Now, what fandoms can’t seem to do a lot of, or have had little success in doing at least, is actually influencing these shows to do better. It doesn’t seem to matter how many fans stop watching, or how many emails/letters/tweets we write; nothing changes. Now, sometimes that’s good, because there’s elements of fandoms that just bitch and moan because they’re trying to get everything their own way, and that is unreasonable. But when a show consistently seems to glorify the mistreatment/dismissal of women (Game of Thrones, Supernatural; you’re two I’m staring at hard for some of your choices), where there is very limited or just token representation of the LGBTQIA+ community, where apparently, disabilities just don’t exist (or again, are nothing but token gestures to say hey look at us; we get diversity, keep watching our show), the only people in the world are white, where hey, it’s still a man’s world and there’s nothing better to watch than virile men who always get the girl – yet, you know, only to sleep with, then discard of them afterwards (Supernatural, I loved you until recently, but you tick all of these boxes)… what kind of message are you sending?
Imagine, if you aren’t in what’s considered a ‘minority’ of any kind – and I’m not too keen on the word minority because it feels like we’re alienating people just for not fitting a certain mould – imagine what it must be like. To have all of these TV shows and films and books available, but no one looks like you. No one has your hair or skin tone. No one is attracted to the same sex like you are – but everyone is attracted to someone, so if you aren’t, there’s something wrong with you. Imagine feeling alien in your own body because you identify as a different gender to what you’ve been born with, but there’s no one on your TV screen that’s like you, so it’s got to be you that’s broken. No one suffers from your ailments, no one has your beliefs; there is no one like you being portrayed. And when they are like you, they’re the characters that always, always seem to be killed off, or are half-heartedly written, or the butt of all the jokes. Or even more commonly, they’re the bad guys. What message does that send?
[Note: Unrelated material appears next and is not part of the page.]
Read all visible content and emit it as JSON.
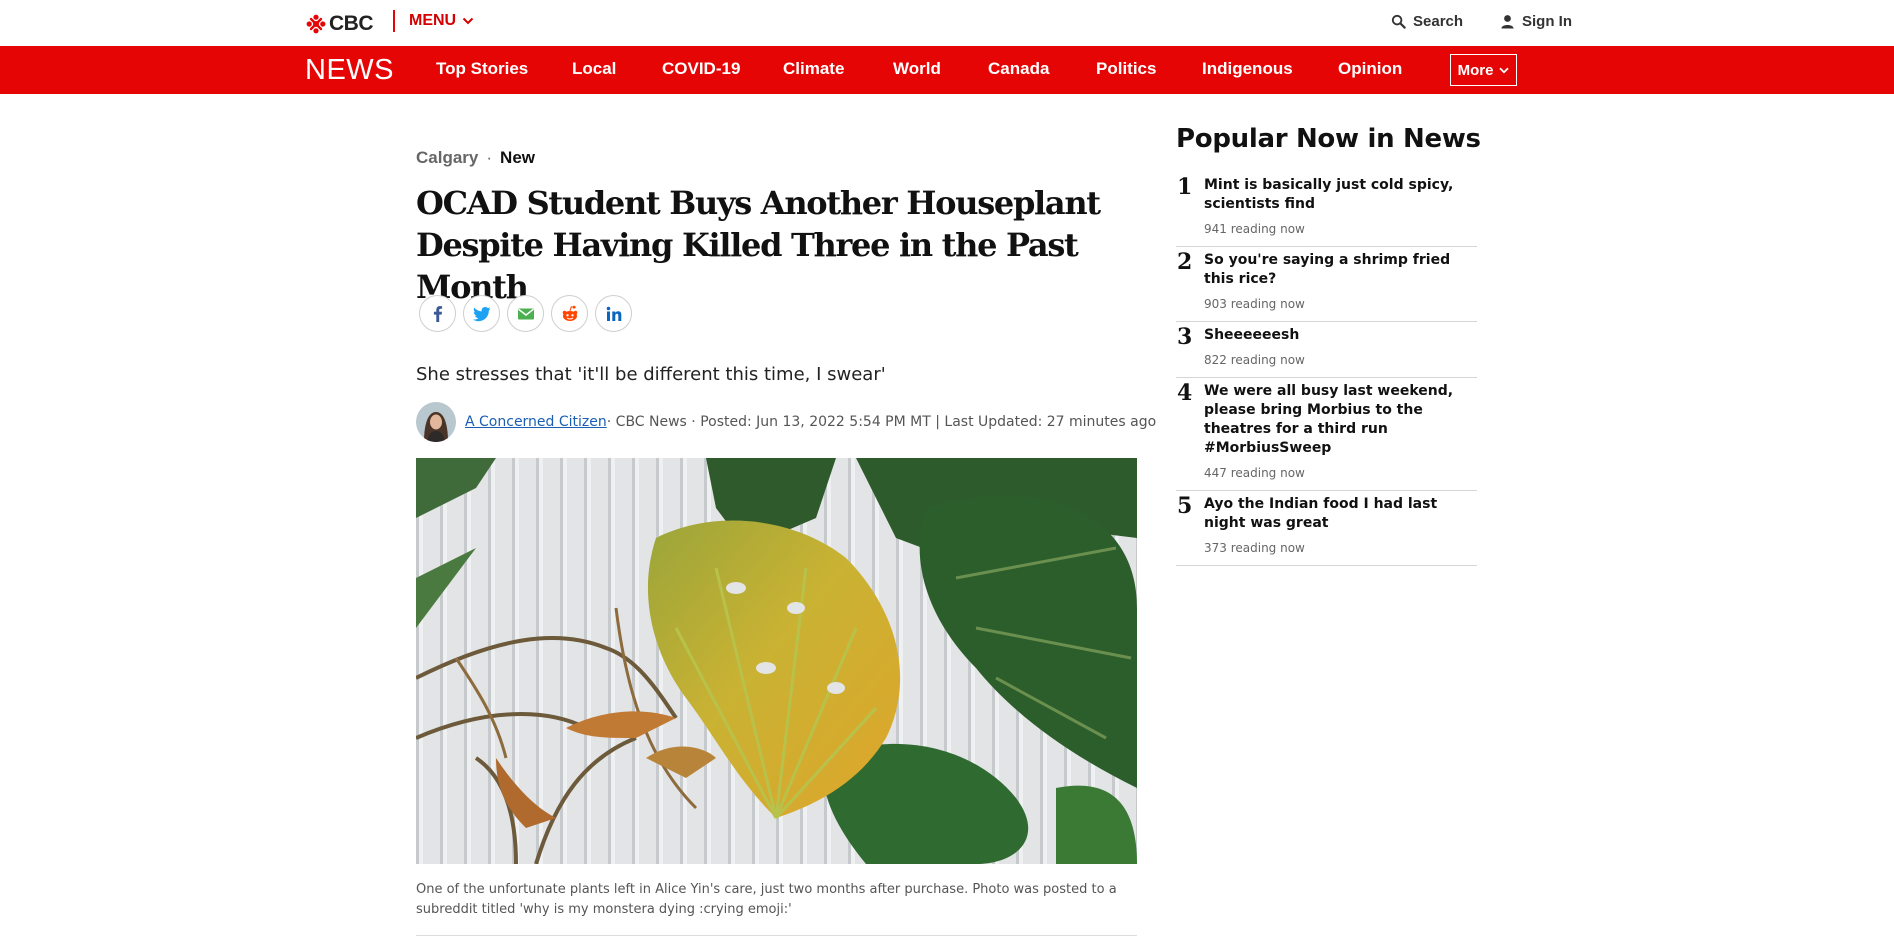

No one says a TV show, or a film, or even a book, is solely responsible for addressing all of the above at the same time, as much as that would be really, really good to see. But how about we stop making excuses for why we – and yes, I’m lumping all of us in here; showrunners, actors, fans, network execs etc – can’t be the start of something positive? How about we stop pretending we’re representative with our token gesture characters, and instead, flesh them out, make them living, breathing parts of what we’re reading and seeing. You know, like in real life, where we are diverse?
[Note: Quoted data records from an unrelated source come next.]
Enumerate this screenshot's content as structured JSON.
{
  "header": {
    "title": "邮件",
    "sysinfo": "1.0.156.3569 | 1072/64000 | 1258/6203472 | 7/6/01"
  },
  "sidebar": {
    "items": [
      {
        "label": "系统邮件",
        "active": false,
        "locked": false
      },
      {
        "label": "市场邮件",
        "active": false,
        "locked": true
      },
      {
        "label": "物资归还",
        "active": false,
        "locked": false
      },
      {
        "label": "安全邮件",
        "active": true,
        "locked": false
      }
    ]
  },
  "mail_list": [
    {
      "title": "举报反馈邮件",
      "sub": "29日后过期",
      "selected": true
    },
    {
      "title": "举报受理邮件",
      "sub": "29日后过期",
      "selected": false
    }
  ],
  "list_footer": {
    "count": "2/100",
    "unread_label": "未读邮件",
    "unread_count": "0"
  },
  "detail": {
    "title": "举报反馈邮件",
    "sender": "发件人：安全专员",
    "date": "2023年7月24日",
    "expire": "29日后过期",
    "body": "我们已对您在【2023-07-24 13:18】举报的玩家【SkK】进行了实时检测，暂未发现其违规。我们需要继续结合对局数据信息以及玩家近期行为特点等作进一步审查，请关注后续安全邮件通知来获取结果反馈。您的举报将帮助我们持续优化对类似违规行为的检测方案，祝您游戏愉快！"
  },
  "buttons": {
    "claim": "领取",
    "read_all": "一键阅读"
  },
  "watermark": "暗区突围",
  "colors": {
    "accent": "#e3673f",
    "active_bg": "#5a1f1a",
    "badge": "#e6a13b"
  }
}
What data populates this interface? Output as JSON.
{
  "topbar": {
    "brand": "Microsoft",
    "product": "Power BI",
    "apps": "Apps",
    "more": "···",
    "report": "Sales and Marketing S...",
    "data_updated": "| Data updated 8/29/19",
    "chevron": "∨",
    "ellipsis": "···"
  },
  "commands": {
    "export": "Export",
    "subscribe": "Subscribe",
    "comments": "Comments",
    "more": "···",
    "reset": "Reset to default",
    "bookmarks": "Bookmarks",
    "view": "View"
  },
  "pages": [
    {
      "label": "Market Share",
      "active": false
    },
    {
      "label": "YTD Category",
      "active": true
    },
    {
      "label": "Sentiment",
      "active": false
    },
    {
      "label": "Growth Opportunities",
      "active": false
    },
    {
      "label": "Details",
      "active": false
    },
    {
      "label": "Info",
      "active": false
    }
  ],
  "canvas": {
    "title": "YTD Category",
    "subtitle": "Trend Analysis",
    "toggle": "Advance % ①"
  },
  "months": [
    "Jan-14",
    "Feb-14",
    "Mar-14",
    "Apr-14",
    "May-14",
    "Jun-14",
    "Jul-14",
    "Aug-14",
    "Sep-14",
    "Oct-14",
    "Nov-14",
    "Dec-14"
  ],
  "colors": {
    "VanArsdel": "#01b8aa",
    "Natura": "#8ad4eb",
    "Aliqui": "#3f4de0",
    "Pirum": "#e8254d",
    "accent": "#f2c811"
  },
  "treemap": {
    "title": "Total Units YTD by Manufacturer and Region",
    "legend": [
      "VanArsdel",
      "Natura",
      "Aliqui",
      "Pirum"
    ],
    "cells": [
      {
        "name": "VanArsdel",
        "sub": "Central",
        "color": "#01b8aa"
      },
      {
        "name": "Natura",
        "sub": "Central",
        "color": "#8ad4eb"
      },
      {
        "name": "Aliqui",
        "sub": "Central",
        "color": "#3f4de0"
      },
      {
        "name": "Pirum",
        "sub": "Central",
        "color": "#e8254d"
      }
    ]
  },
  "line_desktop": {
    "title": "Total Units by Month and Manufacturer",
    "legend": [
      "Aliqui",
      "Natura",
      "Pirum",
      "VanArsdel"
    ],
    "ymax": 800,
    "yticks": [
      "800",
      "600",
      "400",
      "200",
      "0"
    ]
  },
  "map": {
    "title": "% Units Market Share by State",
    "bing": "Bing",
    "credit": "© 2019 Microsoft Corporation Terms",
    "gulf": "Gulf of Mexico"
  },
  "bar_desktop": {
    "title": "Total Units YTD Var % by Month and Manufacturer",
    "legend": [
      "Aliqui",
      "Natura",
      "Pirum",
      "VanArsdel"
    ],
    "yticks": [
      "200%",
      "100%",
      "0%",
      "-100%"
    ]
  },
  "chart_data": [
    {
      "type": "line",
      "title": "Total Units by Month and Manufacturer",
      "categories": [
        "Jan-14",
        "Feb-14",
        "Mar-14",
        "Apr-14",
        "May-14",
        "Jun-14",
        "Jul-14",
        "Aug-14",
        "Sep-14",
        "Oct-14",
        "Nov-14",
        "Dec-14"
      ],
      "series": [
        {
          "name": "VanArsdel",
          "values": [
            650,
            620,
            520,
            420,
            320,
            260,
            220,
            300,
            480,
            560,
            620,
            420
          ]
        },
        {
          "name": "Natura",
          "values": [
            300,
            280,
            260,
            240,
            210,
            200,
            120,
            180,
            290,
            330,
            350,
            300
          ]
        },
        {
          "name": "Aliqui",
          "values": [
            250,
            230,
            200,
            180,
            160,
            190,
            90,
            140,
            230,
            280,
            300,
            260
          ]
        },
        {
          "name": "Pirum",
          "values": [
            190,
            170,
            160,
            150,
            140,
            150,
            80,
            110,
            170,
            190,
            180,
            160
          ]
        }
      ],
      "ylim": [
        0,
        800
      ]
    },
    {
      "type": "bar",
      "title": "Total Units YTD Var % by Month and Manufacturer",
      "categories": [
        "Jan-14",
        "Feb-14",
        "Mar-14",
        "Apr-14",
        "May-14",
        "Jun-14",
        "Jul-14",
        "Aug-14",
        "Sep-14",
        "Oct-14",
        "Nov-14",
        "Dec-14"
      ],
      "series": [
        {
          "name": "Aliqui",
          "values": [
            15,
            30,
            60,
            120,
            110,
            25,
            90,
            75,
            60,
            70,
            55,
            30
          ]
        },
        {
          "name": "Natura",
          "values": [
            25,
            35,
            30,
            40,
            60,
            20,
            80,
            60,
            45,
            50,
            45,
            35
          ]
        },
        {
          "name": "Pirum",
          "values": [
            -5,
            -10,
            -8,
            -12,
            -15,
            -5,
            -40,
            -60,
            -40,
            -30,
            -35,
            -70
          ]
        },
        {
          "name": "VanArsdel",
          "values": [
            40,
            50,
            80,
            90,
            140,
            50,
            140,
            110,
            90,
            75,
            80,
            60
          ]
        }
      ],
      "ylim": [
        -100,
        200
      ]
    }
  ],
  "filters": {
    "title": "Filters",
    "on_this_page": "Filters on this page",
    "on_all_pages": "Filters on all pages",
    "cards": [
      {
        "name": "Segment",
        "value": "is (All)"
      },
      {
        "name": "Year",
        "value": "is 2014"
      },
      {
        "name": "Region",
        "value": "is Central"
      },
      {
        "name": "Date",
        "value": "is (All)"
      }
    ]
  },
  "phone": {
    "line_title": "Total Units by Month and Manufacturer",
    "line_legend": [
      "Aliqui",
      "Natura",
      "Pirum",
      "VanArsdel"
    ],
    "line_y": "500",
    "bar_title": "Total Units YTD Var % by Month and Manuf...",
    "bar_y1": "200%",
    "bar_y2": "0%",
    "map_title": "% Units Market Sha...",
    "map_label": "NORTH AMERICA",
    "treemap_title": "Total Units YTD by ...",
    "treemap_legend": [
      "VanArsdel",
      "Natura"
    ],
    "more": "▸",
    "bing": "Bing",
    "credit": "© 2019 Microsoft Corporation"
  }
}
Real life, of course, has its problems with diversity, prejudice, and so on, we’d be stupid to think otherwise. But we can’t keep pointing the finger of blame elsewhere, or saying ‘let’s see what others do before we do it ourselves’ – and then jump on the bandwagon for it and try to take all the credit if it looks like it’s successful. We need to do something, and TV shows in particular can be such a huge catalyst for that change. We need more TV shows – and all their fandoms – to be that catalyst. How can we make anything better if we just sit here observing?